The South Hooper name also faded as the rural area only stretched from West Point at about 5000 West and State Road 37 (“Pig Corner”) about a mile north to the county line.
Yet, today some of these rural residents still consider themselves “Hooperites,” even though they reside in a different county.
A “Welcome to Hooper” sign is still posted in a field along Highway 37, deep into Davis County’s “Hooper.” 
Some students on the Davis County side of Hooper still attend Weber County schools.
New delivery drivers are likely baffled and lost by the abrupt address changes when they cross from Weber County Hooper to the Davis County side.
Eventually West Point may annex all of this remaining Davis County Hooper, as it is the only community that could.

Note 1: The South Weber Ward was located south of the Weber River in Davis County, and the ward was for a while tied to the Mormon Davis Stake; but, in 1904, because most of the residents of the area were oriented economically to Weber County, the ward became part of the Weber Stake once again for a time.
SOURCE: Page 167 of “History of Weber County,”
OR on this Web link:

*NOTE 2, More about Kington --  "Thomas Kington came to Utah with the Aaron Johnson Company in 1850, he brought his two daughters and second wife, Margaret Pisel, mt great-great grandmother.  

"Thomas Kington was 56 years old when he came to Utah.

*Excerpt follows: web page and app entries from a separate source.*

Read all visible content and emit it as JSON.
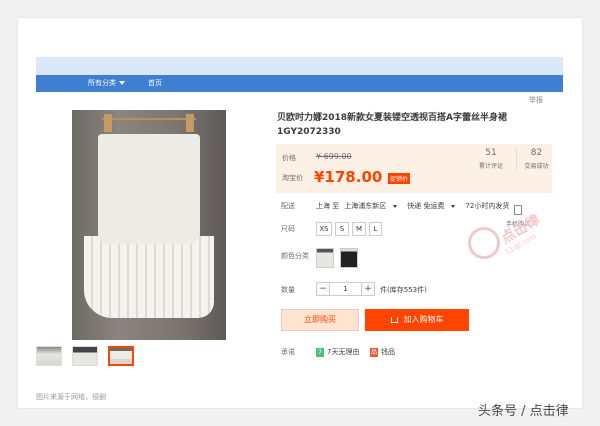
{
  "nav": {
    "all_categories": "所有分类",
    "home": "首页"
  },
  "report": "举报",
  "product": {
    "title": "贝欧时力娜2018新款女夏装镂空透视百搭A字蕾丝半身裙1GY2072330",
    "price_label": "价格",
    "original_price": "¥ 699.00",
    "taobao_price_label": "淘宝价",
    "current_price": "¥178.00",
    "promo_tag": "促销价",
    "stats": [
      {
        "value": "51",
        "label": "累计评论"
      },
      {
        "value": "82",
        "label": "交易成功"
      }
    ]
  },
  "shipping": {
    "label": "配送",
    "from": "上海 至",
    "to": "上海浦东新区",
    "method": "快递 免运费",
    "time": "72小时内发货",
    "phone_label": "手机购买"
  },
  "size": {
    "label": "尺码",
    "options": [
      "XS",
      "S",
      "M",
      "L"
    ]
  },
  "color": {
    "label": "颜色分类"
  },
  "quantity": {
    "label": "数量",
    "value": "1",
    "minus": "−",
    "plus": "+",
    "stock": "件(库存553件)"
  },
  "actions": {
    "buy_now": "立即购买",
    "add_to_cart": "加入购物车"
  },
  "promise": {
    "label": "承诺",
    "return": "7天无理由",
    "badge_return": "7",
    "invoice": "钱品",
    "badge_invoice": "品"
  },
  "source_note": "图片来源于网络，侵删",
  "watermark": {
    "text": "点击律",
    "url": "51djl.com"
  },
  "footer": "头条号 / 点击律"
}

We always thrill when reading of the experiences with the United Brethren and Wilford Woodruff. Thomas Kington was the leader of the group that listened to Elder Woodruff at the Benbow farm in England.

"After his work in South Weber, Brigham Young asked him to help in Brigham City. Later, he moved to Wellsville area in Cache Valley. He remained faithful to the work that he embraced when in England.  We're grateful for the heritage he established for our family in the Wellsville area: Our mother was born on a small farm that was located along the Sardine Canyon Road, overlooking Mt. Sterling and Wellsville. She was a granddaughter of Thomas Kington. 

"Thomas Kington died in July 1874; he and several of his family members are buried in the Wellsville Cemetery.

"Our family treasures his faithfulness and steadfastness."

 -From Lynn DeHart of Ogden, Utah, a, Kington descendant.

NOTE 3: A look at Kington's headstone proves with any doubt that KINGTON is the CORRECT spelling of his name.
-It also appears that the misspelling came as the fort that Kington established became infamous because of the "Morrisite War." When a writer or a historian thought "Kington's Fort," that extra "s" seemed to roll off the tongue and hence it easily became spelled incorrectly as "Kingston's Fort."

                              The Hooper sign located deep inside Davis County.

Looking northward along State Highway 37, where Weber County Hooper begins.

                      The view southward on State Highway 37, where Davis County "Hooper" begins.

-Note 4: AND, North Salt Lake City, at the opposite (south) end of Davis County, like South Weber, also seems mis-named. Many are confused by that misleading moniker too ...
A "North Salt Lake" in Davis County? Yes and not to be confused with the north portion of Salt Lake City itself.

(-Portions of the above article were previously published in the Ogden Standard-Examiner, by Lynn Arave, on Nov. 22, 2013.)

1 comment:

  1. Although not as weird as the above city being part of Davis County, there's a city named "North Salt Lake" which is part of Davis County, not Salt Lake County. Most people when in "North Salt Lake" think they're in Bountiful, such as when visiting the Eaglewood Golf Course.